Into a bowl place about a tea cup of flour and half a tablespoon of custard powder (yes custard powder).  Add one to two eggs depending on size whip it up  with a little milk and water so that the consistency is like single cream (Nan used a wooden spoon I use a balloon whisk) I believe water is added to the milk as otherwise the batter will be a little heavier which is not the object of the exercise. In any event it is not much.

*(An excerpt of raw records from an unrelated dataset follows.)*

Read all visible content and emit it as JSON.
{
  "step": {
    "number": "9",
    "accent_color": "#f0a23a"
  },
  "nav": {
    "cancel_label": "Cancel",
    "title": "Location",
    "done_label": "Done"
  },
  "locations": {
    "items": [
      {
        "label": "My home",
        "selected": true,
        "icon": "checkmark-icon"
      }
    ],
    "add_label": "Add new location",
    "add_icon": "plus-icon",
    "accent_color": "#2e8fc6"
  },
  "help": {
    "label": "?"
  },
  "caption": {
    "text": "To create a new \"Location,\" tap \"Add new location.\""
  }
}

Leave to stand for about 20 minutes and then go back to the batter if it has thickened up too much add a drop more water and give it a good whisk again.  At the last minute before you coat your fish in the batter add a good dash of malt vinegar or two mix it in quickly then coat the fish in the batter mixture.

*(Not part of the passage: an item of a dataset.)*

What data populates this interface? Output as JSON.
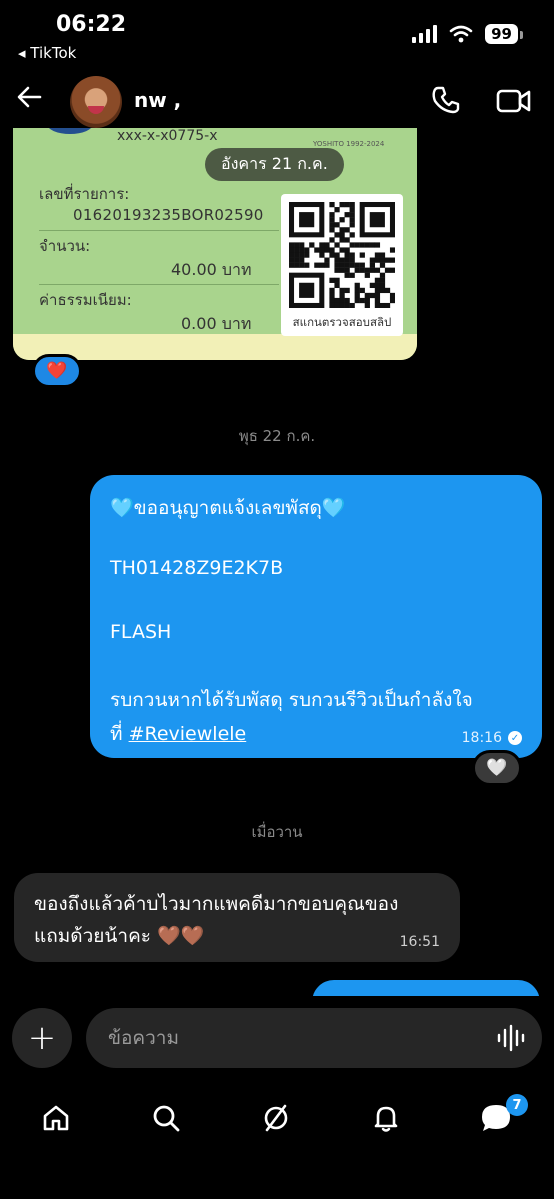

Make sure that you have a pan with your cooking fat/oil so that it is bubbling and then dip your floured fish into the batter and then straight into the cooking fat/oil.  Cook until the fish turns golden brown but make sure that you turn over inbetween so that both sides get even colouring,  Once colouring to your liking take out and pop on a baking rack to drain (Make sure that there is something under this to catch the drips).

Serve with home made chips, and a side salad. salad cream or mayonnaise or Tartare sauce.  It is delicious.

It is one of those dishes that I really miss of hers and is one she used to serve to me as I used to go and stay with her regularly (after my granddad had passed).  I would either go on the coach to Lincoln and then catch a bus to the village arriving on a Friday night.  They then stopped the coach journeys so after that my Dad used to take me on the back of his Matchless Twin motorbike and it was always Fish and Chips for supper.  

Waking up at Nan's on a Saturday morning was always leisurely.  I would hear the Cockerel kicking up a stink and would then drift in and out of sleep until about 8 am.  Often the sun was shining in the bedroom where I used to sleep and the window had the old fashioned handles and hinges which were coiled.  The cottage used to be so peaceful and just birdsong.  It was so peaceful and lovely there I hope one day I am lucky enough to find such a place as my forever home. One day as my Dear Dad used to say, One day!

Catch you soon.



Meet the Moggies

  • Merlin (approx 18 months)
  • Squeak (approx 2 years)
  • Poppy (approx 16 years)
  • Tyson (approx 17 years)
  • Tinky (official name Clover approx 18 years)